It's unclear whether or not they were feeding him tranquilizers in Madrid, but the Kaka we saw against Barcelona had many shades of the one Milanisti fell in love with years ago.
He was the key component behind Robinho's first goal, when he slipped in a lovely ball right into the path of the streaking Brazilian.
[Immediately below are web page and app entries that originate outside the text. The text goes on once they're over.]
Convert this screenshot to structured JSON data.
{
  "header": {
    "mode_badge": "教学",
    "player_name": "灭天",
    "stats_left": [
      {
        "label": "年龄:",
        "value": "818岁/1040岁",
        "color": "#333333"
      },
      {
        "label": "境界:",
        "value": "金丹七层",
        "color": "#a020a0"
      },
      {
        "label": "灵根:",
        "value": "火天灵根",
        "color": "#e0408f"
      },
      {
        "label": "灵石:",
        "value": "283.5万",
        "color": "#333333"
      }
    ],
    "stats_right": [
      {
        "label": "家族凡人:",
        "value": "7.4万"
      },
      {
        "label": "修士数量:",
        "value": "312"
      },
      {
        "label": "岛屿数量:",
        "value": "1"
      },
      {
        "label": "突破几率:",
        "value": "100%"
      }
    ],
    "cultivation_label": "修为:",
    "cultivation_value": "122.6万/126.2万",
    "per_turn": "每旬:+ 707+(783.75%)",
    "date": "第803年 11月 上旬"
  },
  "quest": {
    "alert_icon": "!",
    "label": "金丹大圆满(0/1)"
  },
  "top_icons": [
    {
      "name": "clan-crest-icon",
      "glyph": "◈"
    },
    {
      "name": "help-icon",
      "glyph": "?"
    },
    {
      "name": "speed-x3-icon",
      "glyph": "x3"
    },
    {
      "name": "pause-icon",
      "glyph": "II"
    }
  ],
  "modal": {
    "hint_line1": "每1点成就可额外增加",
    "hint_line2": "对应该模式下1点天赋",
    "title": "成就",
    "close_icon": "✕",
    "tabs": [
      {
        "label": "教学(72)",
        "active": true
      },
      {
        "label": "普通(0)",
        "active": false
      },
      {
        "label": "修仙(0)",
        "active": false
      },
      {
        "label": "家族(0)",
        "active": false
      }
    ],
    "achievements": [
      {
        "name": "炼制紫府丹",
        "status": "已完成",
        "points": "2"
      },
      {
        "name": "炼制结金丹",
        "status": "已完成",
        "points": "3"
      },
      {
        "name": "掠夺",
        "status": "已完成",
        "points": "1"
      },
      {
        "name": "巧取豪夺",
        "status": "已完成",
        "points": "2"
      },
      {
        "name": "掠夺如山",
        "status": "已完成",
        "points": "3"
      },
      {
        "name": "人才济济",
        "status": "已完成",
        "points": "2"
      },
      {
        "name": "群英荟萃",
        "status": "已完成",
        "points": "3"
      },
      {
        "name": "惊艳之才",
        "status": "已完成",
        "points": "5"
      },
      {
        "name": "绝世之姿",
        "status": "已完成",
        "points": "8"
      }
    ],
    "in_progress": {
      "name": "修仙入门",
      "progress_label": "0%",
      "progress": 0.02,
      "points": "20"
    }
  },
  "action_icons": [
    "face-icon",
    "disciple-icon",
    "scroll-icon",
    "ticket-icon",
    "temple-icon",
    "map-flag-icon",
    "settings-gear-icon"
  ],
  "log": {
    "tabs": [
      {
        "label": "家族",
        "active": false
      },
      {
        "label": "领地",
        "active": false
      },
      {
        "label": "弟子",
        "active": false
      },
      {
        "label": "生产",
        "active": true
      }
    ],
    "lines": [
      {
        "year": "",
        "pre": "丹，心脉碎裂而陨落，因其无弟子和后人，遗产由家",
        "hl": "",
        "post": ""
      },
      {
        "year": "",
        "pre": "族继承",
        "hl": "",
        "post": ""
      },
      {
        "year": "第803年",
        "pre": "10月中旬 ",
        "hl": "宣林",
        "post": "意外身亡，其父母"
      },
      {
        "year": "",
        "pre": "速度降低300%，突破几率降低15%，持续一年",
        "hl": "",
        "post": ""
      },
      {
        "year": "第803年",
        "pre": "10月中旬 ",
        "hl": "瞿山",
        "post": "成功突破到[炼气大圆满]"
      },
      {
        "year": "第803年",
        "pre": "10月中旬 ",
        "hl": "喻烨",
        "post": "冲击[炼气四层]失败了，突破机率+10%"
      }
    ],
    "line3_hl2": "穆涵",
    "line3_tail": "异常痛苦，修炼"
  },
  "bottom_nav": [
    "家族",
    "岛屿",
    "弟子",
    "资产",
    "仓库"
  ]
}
Other than that, he was asked to play on the left of Allegri's 4-3-3, with more defensive duties than he has ever had.
Kaka showed the coach that his heart still bleeds red and black, tracking back to help the defense against the rabid Barcelona offense.
Milan director Adriano Galliani said after the match that he won't be able to sleep at night because of that woeful Robinho control where he basically let the ball slide right under his legs in what was perhaps the best scoring opportunity of the night.
Instead of giving his team a chance to mount another lead, Robinho showed exactly why he has always been an underachieving disappointment.
Massimiliano Allegri is bringing back the 4-3-3 under recommendations from both Galliani and President Silvio Berlusconi.
With Kaka playing the Stephan El Shaarawy role and Robinho as a false No.9, Milan looked dangerous up front especially in the first half.
If this type of rhythm continues, expect the Rossoneri to mount another comeback domestically like they did last season.
Barcelona has had a tough time away from home against Italian opposition, and this match didn't do anything to dispel the theory.
Even though they're one of the most dangerous teams in the world, they seem to lack innovation up front when faced against a side that's a bit more tactically sound.
Milan did a good job in doubling up on the flanks with both their wingers helping out defensively, which helped somewhat in stopping Barcelona players getting behind the back four.
It's a tired cliche at this point but one that still rings true—Milan has the Champions League in their DNA.
With a sold-out San Siro setting the stage, Milan gave spectators a reason for hope as they went head-to-head with one of the true giants of Europe.
It helped that Massimiliano Allegri fielded players with valuable Champions League experience like Kaka and De Jong, and had a game plan which worked in keeping a low scoreline.
Going forward, expect this team to show another gear assuming they get past the group stages, which at this point is Milan's to squander.